He has wrought the “new” and thus the final covenant, as He Himself says.matthew 26-28 - 8 oct 2017

Posted in DEVOTIO, IGNATIAN/JESUIT SJ- Reflections, Jesuit Saints and more, MORNING Prayers, QUOTES of the SAINTS, SACRED and IMMACULATE HEARTS

Quote/s of the Day – 9 October

Quote/s of the Day – 9 October

“Jesus, I am committing myself to accepting the things in life
I cannot change and I ask for the grace of serenity.
I am committing myself to changing the things in life
I can change and I ask for the grace of courage.
I am committing myself to knowing the difference
and I ask for the grace of wisdom.”jesus, take away - karl rahner - 8 oct 2917

“Jesus, take away the arrogance in my ego
and give me Your heart in its place.
Take away my ego-centredness
and make Your heart and its purposes.
the centre of myself.
I willingly enter the fire of Your heart
and let Your heart burn away my ego
and enflame me with enthusiasm
for the conversion of the world to the desires of Your heart.”
I feel the passionate longing of Your heart for all humanity and I ask to be an apostle of Your love.”

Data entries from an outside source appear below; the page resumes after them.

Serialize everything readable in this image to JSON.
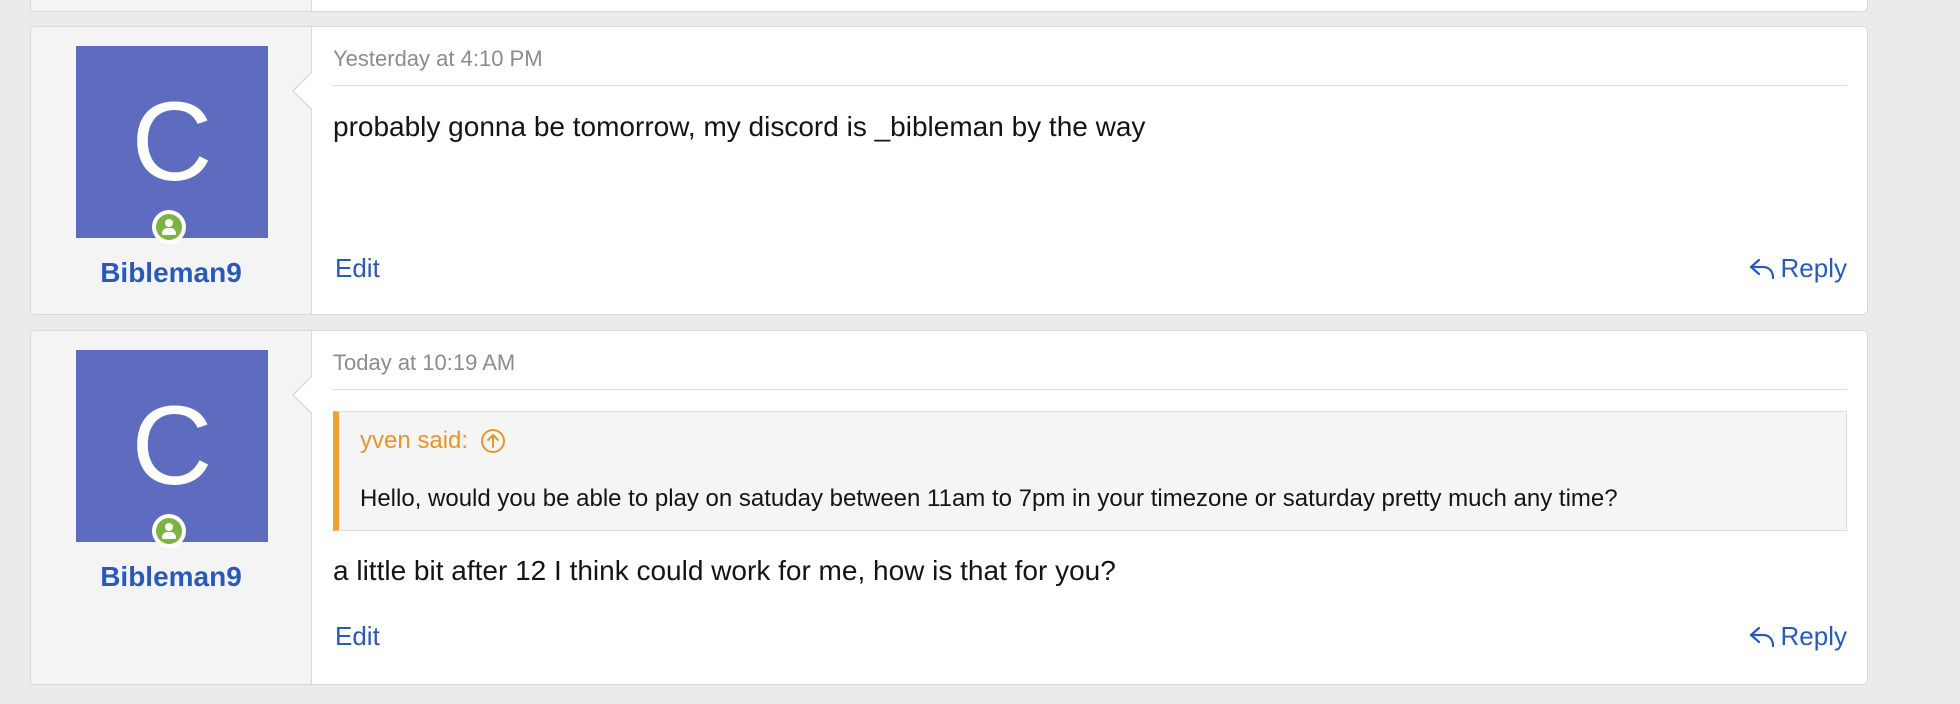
{
  "posts": [
    {
      "username": "Bibleman9",
      "avatar_letter": "C",
      "date": "Yesterday at 4:10 PM",
      "message": "probably gonna be tomorrow, my discord is _bibleman by the way",
      "edit_label": "Edit",
      "reply_label": "Reply"
    },
    {
      "username": "Bibleman9",
      "avatar_letter": "C",
      "date": "Today at 10:19 AM",
      "quote": {
        "author": "yven said:",
        "text": "Hello, would you be able to play on satuday between 11am to 7pm in your timezone or saturday pretty much any time?"
      },
      "message": "a little bit after 12 I think could work for me, how is that for you?",
      "edit_label": "Edit",
      "reply_label": "Reply"
    }
  ],
  "colors": {
    "avatar_bg": "#5e6cbf",
    "link": "#2a59b8",
    "online": "#7cb342",
    "quote_accent": "#f0a030"
  },
  "icons": {
    "online": "online-user-icon",
    "reply": "reply-arrow-icon",
    "quote_jump": "circle-arrow-up-icon"
  }
}
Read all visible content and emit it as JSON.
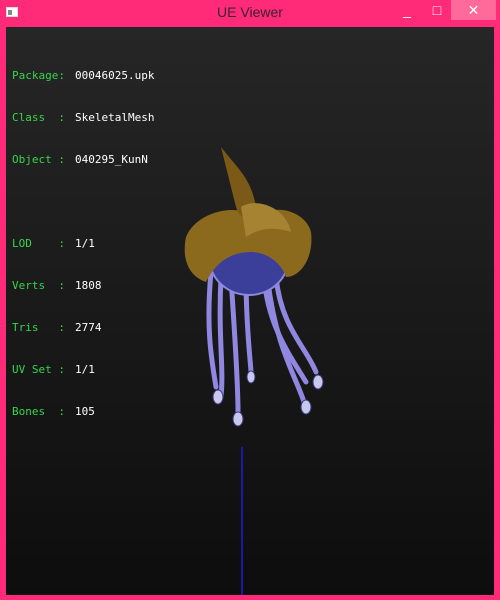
{
  "window": {
    "title": "UE Viewer",
    "minimize": "_",
    "maximize": "□",
    "close": "✕"
  },
  "info": {
    "package": {
      "label": "Package:",
      "value": "00046025.upk"
    },
    "class": {
      "label": "Class  :",
      "value": "SkeletalMesh"
    },
    "object": {
      "label": "Object :",
      "value": "040295_KunN"
    },
    "lod": {
      "label": "LOD    :",
      "value": "1/1"
    },
    "verts": {
      "label": "Verts  :",
      "value": "1808"
    },
    "tris": {
      "label": "Tris   :",
      "value": "2774"
    },
    "uvset": {
      "label": "UV Set :",
      "value": "1/1"
    },
    "bones": {
      "label": "Bones  :",
      "value": "105"
    }
  },
  "colors": {
    "frame": "#ff2a78",
    "label": "#35d64a",
    "value": "#ffffff",
    "turban": "#8b6a1e",
    "tassels": "#8f87e0",
    "axis": "#1a1aa8"
  },
  "icons": [
    "app-icon",
    "minimize-icon",
    "maximize-icon",
    "close-icon"
  ]
}
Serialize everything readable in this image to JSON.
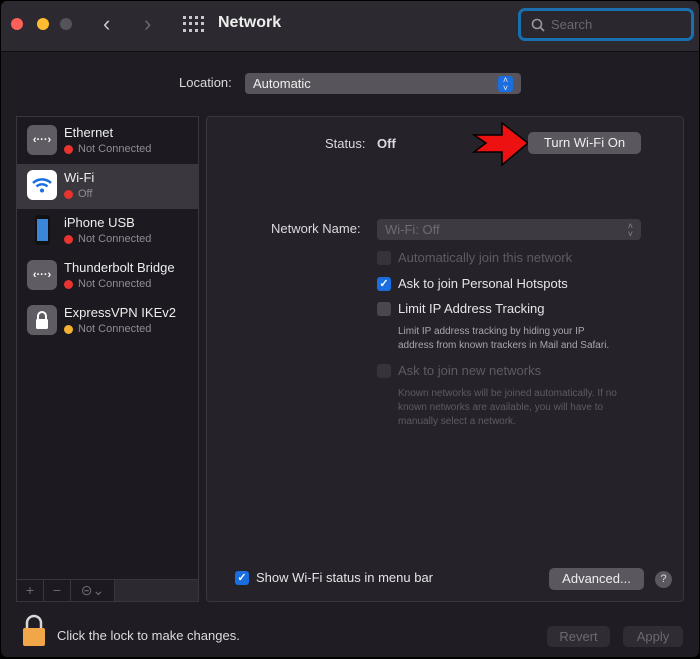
{
  "window": {
    "title": "Network",
    "search_placeholder": "Search"
  },
  "location": {
    "label": "Location:",
    "value": "Automatic"
  },
  "services": [
    {
      "name": "Ethernet",
      "status": "Not Connected",
      "status_color": "#e8332e",
      "icon": "ethernet-icon"
    },
    {
      "name": "Wi-Fi",
      "status": "Off",
      "status_color": "#e8332e",
      "icon": "wifi-icon",
      "selected": true
    },
    {
      "name": "iPhone USB",
      "status": "Not Connected",
      "status_color": "#e8332e",
      "icon": "iphone-icon"
    },
    {
      "name": "Thunderbolt Bridge",
      "status": "Not Connected",
      "status_color": "#e8332e",
      "icon": "thunderbolt-icon"
    },
    {
      "name": "ExpressVPN IKEv2",
      "status": "Not Connected",
      "status_color": "#f2b134",
      "icon": "lock-icon"
    }
  ],
  "sidebar_bar": {
    "add": "+",
    "remove": "−",
    "action": "⊝⌄"
  },
  "detail": {
    "status_label": "Status:",
    "status_value": "Off",
    "turn_on_button": "Turn Wi-Fi On",
    "network_name_label": "Network Name:",
    "network_name_value": "Wi-Fi: Off",
    "options": [
      {
        "label": "Automatically join this network",
        "checked": false,
        "disabled": true
      },
      {
        "label": "Ask to join Personal Hotspots",
        "checked": true,
        "disabled": false
      },
      {
        "label": "Limit IP Address Tracking",
        "checked": false,
        "disabled": false
      },
      {
        "label": "Ask to join new networks",
        "checked": false,
        "disabled": true
      }
    ],
    "limit_ip_desc": [
      "Limit IP address tracking by hiding your IP",
      "address from known trackers in Mail and Safari."
    ],
    "ask_new_desc": [
      "Known networks will be joined automatically. If no",
      "known networks are available, you will have to",
      "manually select a network."
    ],
    "show_status_label": "Show Wi-Fi status in menu bar",
    "advanced_button": "Advanced...",
    "help": "?"
  },
  "footer": {
    "lock_text": "Click the lock to make changes.",
    "revert": "Revert",
    "apply": "Apply"
  },
  "colors": {
    "accent": "#1a6ee0",
    "arrow": "#ee1111"
  }
}
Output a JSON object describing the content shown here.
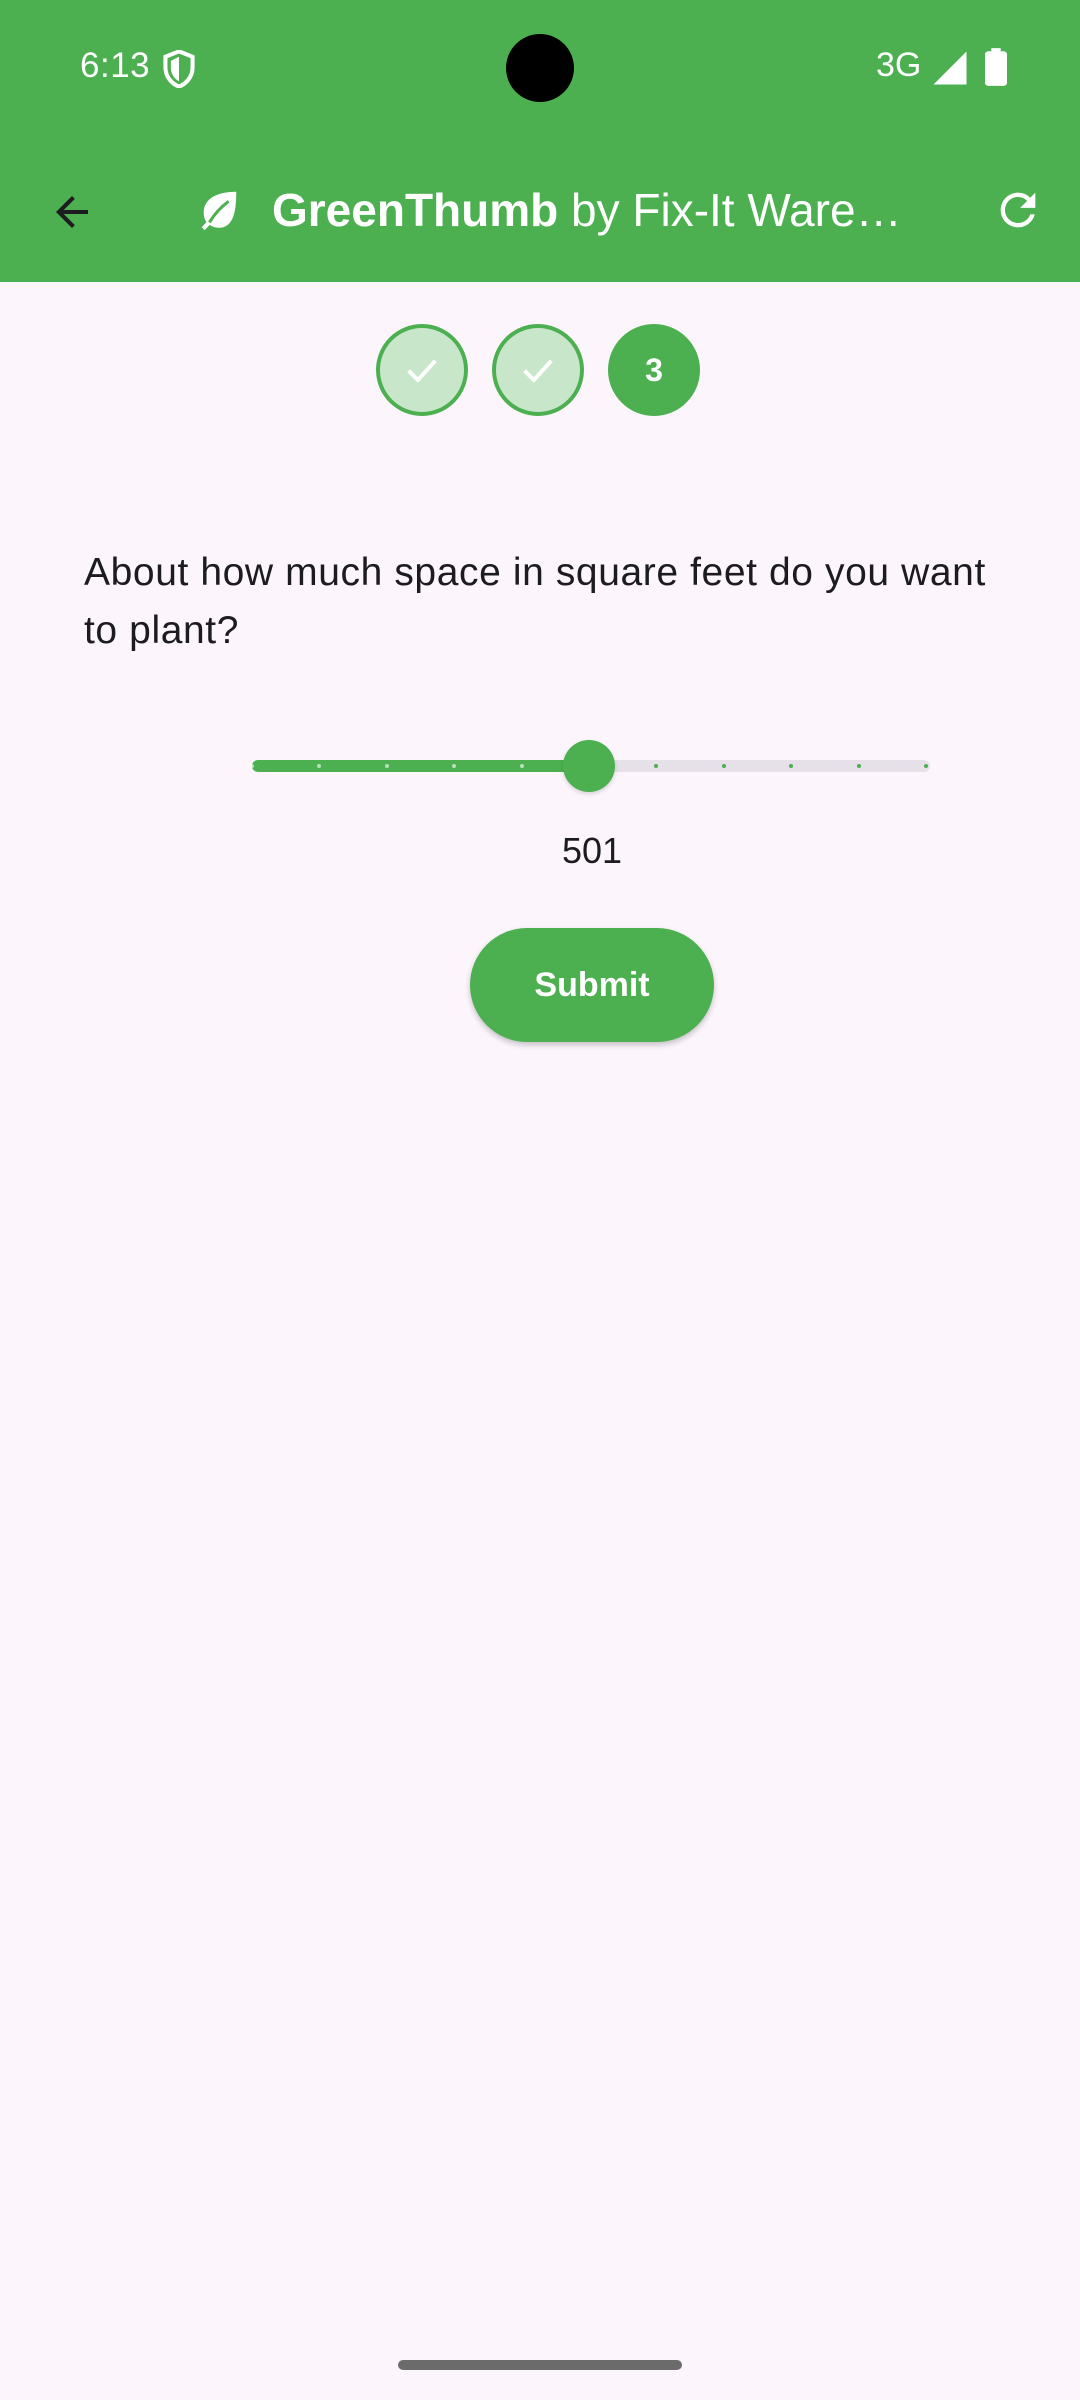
{
  "status_bar": {
    "time": "6:13",
    "network": "3G",
    "icons": [
      "shield-icon",
      "signal-icon",
      "battery-icon"
    ]
  },
  "app_bar": {
    "title_brand": "GreenThumb",
    "title_rest": " by Fix-It Wareh…",
    "icons": [
      "back-arrow-icon",
      "leaf-icon",
      "refresh-icon"
    ]
  },
  "stepper": {
    "steps": [
      {
        "state": "completed",
        "icon": "check-icon"
      },
      {
        "state": "completed",
        "icon": "check-icon"
      },
      {
        "state": "active",
        "label": "3"
      }
    ]
  },
  "question": {
    "text": "About how much space in square feet do you want to plant?"
  },
  "slider": {
    "value_label": "501",
    "fraction": 0.5,
    "divisions": 10
  },
  "submit": {
    "label": "Submit"
  },
  "colors": {
    "primary": "#4caf50",
    "primary_container": "#c8e6c9",
    "background": "#fcf6fc",
    "track_inactive": "#e6e0e9"
  }
}
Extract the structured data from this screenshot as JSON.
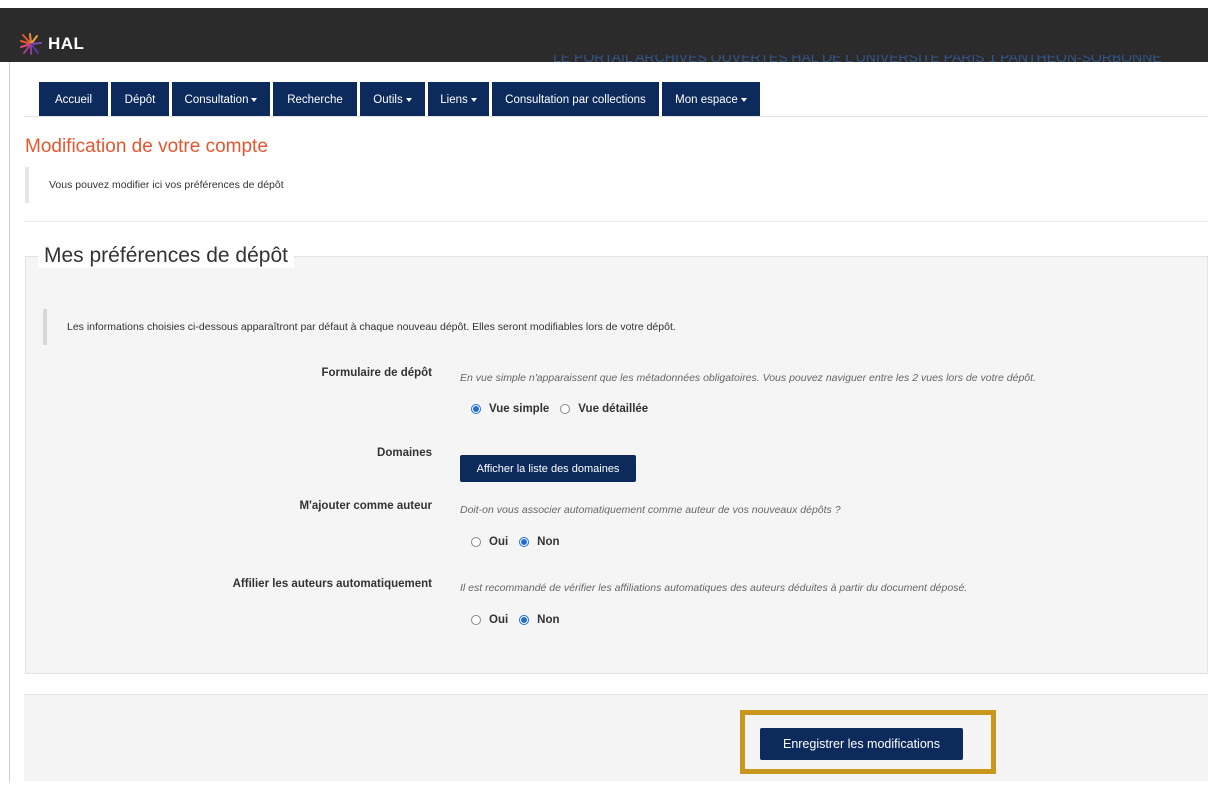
{
  "header": {
    "logo_text": "HAL",
    "portal_title": "LE PORTAIL ARCHIVES OUVERTES HAL DE L'UNIVERSITÉ PARIS 1 PANTHÉON-SORBONNE"
  },
  "nav": {
    "items": [
      {
        "label": "Accueil",
        "dropdown": false
      },
      {
        "label": "Dépôt",
        "dropdown": false
      },
      {
        "label": "Consultation",
        "dropdown": true
      },
      {
        "label": "Recherche",
        "dropdown": false
      },
      {
        "label": "Outils",
        "dropdown": true
      },
      {
        "label": "Liens",
        "dropdown": true
      },
      {
        "label": "Consultation par collections",
        "dropdown": false
      },
      {
        "label": "Mon espace",
        "dropdown": true
      }
    ]
  },
  "page": {
    "title": "Modification de votre compte",
    "intro": "Vous pouvez modifier ici vos préférences de dépôt"
  },
  "prefs": {
    "legend": "Mes préférences de dépôt",
    "info": "Les informations choisies ci-dessous apparaîtront par défaut à chaque nouveau dépôt. Elles seront modifiables lors de votre dépôt.",
    "formulaire": {
      "label": "Formulaire de dépôt",
      "help": "En vue simple n'apparaissent que les métadonnées obligatoires. Vous pouvez naviguer entre les 2 vues lors de votre dépôt.",
      "options": [
        "Vue simple",
        "Vue détaillée"
      ],
      "selected": "Vue simple"
    },
    "domaines": {
      "label": "Domaines",
      "button": "Afficher la liste des domaines"
    },
    "ajouter_auteur": {
      "label": "M'ajouter comme auteur",
      "help": "Doit-on vous associer automatiquement comme auteur de vos nouveaux dépôts ?",
      "options": [
        "Oui",
        "Non"
      ],
      "selected": "Non"
    },
    "affilier": {
      "label": "Affilier les auteurs automatiquement",
      "help": "Il est recommandé de vérifier les affiliations automatiques des auteurs déduites à partir du document déposé.",
      "options": [
        "Oui",
        "Non"
      ],
      "selected": "Non"
    }
  },
  "footer": {
    "save_button": "Enregistrer les modifications",
    "highlight_color": "#c9971c"
  },
  "colors": {
    "topbar": "#2b2b2b",
    "nav": "#0c2b5c",
    "title": "#e4572e",
    "radio_selected": "#1f6fd1"
  }
}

Karl Rahner SJjesus i am committing myself - karl rahner - 8 oct 2017